> [TASK DESCRIPTION] Match on the string "title" in the entries below and return every matching line.

Element data from apps and pages:
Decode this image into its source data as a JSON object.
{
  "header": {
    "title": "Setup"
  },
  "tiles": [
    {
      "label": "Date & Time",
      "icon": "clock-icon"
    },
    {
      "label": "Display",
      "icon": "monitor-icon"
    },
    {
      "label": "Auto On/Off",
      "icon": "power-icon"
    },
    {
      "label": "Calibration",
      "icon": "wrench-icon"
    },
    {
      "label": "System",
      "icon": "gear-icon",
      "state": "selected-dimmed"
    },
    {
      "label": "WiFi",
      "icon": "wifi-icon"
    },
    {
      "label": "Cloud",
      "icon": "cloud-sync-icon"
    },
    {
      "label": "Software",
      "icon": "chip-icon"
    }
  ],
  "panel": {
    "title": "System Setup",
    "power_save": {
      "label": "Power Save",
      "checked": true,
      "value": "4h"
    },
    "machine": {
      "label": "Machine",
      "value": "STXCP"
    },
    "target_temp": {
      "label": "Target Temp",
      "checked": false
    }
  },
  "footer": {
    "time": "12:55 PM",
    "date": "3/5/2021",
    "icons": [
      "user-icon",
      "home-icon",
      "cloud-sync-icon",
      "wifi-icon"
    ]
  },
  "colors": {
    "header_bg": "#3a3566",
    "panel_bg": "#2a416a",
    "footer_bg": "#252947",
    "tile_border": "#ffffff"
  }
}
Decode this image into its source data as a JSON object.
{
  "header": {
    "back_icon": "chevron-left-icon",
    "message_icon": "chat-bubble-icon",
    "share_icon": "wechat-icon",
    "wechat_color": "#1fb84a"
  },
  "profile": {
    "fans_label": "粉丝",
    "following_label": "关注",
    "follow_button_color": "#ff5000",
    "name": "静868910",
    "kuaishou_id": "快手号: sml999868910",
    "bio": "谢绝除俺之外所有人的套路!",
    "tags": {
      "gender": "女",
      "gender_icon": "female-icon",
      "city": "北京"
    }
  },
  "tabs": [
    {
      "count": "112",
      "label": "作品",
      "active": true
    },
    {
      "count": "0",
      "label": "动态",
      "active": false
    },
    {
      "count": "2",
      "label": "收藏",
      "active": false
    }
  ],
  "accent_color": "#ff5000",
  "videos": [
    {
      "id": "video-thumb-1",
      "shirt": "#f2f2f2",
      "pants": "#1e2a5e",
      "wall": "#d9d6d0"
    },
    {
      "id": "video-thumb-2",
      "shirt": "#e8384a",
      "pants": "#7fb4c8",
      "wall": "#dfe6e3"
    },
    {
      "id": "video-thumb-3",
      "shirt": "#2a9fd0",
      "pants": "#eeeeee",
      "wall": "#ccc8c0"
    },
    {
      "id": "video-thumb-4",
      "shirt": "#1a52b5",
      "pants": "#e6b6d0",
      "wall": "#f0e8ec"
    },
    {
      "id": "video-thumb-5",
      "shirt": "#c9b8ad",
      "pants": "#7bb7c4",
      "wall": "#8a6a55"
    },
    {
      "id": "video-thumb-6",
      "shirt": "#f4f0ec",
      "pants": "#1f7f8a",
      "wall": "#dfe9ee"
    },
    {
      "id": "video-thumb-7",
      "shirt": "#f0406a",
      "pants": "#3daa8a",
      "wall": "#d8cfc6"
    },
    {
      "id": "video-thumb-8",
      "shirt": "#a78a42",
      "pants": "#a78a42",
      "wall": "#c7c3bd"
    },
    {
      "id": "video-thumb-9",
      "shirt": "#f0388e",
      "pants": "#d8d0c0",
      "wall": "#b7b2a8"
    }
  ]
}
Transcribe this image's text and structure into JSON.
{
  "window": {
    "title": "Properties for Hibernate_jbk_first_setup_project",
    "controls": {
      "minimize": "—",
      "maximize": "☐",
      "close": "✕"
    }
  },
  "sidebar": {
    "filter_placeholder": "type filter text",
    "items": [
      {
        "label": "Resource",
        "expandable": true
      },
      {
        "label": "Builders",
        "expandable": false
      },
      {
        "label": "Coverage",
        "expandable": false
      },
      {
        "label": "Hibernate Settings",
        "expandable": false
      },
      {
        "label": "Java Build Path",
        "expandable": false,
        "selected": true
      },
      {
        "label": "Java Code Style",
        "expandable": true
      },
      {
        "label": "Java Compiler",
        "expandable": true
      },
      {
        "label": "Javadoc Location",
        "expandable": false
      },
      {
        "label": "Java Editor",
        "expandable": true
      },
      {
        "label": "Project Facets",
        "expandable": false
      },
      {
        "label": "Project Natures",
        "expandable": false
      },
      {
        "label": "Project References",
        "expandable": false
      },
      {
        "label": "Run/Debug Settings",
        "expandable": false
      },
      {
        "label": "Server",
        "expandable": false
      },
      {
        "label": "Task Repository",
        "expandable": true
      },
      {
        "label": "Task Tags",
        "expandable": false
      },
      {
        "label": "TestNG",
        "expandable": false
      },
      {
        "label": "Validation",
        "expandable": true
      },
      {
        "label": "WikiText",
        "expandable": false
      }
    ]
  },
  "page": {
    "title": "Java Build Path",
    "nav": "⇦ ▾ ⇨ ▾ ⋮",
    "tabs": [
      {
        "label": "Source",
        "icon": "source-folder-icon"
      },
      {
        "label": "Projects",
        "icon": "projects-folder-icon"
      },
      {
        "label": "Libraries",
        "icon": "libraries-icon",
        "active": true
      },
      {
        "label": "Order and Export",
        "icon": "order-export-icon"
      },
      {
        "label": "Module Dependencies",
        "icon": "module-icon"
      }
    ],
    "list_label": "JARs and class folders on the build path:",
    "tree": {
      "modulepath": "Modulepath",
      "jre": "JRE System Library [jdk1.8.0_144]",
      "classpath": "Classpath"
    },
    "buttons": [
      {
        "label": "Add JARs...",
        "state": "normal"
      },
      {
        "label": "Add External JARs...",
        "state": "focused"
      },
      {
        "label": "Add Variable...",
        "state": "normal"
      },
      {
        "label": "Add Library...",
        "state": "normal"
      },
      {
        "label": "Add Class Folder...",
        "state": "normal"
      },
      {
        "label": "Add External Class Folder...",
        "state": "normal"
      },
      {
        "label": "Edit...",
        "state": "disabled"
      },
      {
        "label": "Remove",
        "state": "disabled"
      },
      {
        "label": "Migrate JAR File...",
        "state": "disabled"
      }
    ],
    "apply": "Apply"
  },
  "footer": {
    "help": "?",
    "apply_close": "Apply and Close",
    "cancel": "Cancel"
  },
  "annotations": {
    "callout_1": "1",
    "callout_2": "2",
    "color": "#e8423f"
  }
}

> [TASK RESULT]
    "title": "Setup"
    "title": "System Setup",
    "title": "Properties for Hibernate_jbk_first_setup_project",
    "title": "Java Build Path",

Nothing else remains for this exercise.